The Sacramento riverfront location was prime real estate but susceptible to devastating floods. Sacramento was also engulfed by flames several times during the first few decades of life. Quickly assembled wood and canvas buildings were easily destroyed. In 1850, the first flood occurred. A second flood followed just two years later. Residents realized that something must be done to protect the city from flood waters.
In 1853, the people of Sacramento vowed to raise city buildings beyond the reach of the flooding river. Unfortunately, the cost and execution of the project caused delays and a third flood devastated the city in 1862. A larger city with more commercial interests meant greater financial and personal losses.
This time, Sacramento residents vowed to raise their city higher. Over three years, author Philip Garone (“The Fall and Rise of the Wetlands of California’s Great Central Valley,” 2011) reports that wagons brought 800 million cubic yards of soil to shore up Sacramento and the Central Valley. Old Sacramento’s original streets can be discovered in the city’s oldest homes and beneath boardwalks.
Sacramento’s Commercial Center Migration
The commercial center of Sacramento eventually migrated to the east. The original center of the city, the Embarcadero, was now the low-rent and high-crime district. From the late 1890s to the mid-20th century, activists spoke about the need to end residents’ poverty and reclaim Sutter’s original site.
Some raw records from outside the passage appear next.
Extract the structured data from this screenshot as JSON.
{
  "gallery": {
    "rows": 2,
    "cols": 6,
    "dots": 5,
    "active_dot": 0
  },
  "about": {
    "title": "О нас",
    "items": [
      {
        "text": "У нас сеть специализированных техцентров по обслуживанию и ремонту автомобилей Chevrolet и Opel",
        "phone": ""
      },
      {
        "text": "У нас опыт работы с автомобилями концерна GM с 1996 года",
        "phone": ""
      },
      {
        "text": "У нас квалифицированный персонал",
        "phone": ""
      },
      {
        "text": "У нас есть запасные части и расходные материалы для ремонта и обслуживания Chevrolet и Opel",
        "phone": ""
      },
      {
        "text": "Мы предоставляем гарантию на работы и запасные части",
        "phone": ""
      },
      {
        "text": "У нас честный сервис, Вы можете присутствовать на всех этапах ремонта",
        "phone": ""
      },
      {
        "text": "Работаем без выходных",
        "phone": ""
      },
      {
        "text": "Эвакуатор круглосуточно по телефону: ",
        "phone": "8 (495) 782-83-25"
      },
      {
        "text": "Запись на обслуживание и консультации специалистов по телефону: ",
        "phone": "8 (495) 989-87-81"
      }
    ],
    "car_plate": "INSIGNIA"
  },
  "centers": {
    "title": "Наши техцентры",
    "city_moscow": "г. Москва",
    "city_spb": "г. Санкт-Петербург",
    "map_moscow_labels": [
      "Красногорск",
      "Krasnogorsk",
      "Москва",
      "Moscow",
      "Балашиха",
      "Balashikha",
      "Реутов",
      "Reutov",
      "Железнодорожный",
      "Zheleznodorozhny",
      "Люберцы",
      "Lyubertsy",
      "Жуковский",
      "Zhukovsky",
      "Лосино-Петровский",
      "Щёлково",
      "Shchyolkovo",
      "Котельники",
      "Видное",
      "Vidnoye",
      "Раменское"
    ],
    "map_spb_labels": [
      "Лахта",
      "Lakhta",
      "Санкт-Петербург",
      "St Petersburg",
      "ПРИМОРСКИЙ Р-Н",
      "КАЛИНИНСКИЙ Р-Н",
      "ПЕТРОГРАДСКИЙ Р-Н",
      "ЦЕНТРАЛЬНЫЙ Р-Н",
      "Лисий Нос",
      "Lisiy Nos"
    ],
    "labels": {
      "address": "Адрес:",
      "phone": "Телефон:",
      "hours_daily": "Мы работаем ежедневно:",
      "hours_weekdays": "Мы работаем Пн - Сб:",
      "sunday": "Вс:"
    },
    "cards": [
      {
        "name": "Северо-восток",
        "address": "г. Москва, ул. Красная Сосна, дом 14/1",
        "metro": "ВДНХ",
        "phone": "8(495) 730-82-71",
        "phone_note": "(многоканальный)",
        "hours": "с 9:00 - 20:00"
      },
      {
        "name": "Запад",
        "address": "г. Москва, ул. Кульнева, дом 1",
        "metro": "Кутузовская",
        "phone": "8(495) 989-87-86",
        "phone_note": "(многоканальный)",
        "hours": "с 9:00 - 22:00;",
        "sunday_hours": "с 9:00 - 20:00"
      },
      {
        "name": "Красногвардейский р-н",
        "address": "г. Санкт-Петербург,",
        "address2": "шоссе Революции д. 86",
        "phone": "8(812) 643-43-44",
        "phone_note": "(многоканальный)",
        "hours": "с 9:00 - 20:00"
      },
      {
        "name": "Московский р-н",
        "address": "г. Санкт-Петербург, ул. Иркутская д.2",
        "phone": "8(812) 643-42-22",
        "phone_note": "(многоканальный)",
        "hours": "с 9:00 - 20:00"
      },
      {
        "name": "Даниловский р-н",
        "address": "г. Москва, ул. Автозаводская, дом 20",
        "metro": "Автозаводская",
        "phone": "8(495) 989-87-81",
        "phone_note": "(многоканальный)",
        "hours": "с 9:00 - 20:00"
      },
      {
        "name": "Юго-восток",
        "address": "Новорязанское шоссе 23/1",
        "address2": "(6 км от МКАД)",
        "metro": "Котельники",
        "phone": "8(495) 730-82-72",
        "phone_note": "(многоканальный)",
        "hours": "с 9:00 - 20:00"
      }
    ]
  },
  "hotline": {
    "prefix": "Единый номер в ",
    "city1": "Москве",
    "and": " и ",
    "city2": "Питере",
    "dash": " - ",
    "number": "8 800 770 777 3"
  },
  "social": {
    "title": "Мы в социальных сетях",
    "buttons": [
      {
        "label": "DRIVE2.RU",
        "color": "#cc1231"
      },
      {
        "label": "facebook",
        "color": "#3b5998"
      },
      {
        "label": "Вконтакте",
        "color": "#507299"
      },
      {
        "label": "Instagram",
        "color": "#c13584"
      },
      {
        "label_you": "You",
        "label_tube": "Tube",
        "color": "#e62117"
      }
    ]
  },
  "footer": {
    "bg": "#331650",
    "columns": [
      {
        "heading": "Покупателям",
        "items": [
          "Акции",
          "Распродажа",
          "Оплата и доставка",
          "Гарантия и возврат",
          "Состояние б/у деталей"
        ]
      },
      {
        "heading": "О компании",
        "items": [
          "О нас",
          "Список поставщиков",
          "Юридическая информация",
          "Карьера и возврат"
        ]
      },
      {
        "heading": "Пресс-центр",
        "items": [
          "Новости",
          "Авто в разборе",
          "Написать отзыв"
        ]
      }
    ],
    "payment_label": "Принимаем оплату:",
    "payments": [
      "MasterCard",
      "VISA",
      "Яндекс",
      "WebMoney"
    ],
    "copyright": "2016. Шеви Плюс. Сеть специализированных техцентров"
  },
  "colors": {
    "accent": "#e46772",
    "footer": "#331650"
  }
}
As the 1960s decade began, Sacramento’s leaders proposed a plan to redevelop and re-energize the district. The Embarcadero, just slightly more than a century old, became the American West’s first historic center. In the 21st century, 53 history-rich buildings stand on an expanse of 28 acres. The Embarcadero District is a National and California Historic Landmark. Buildings and property in the Embarcadero are almost entirely privately owned. Mixed among these gracious old buildings are office space and retail shops.
Sacramento’s city proper boasts about a half million residents today but the greater metropolitan area is home to about two and a half million people. Sacramento is California’s fourth largest metro area. The city remains the capital of the State of California as well as the government seat of Sacramento County. Government remains the largest employer. “Time” named Sacramento the country’s most diverse city.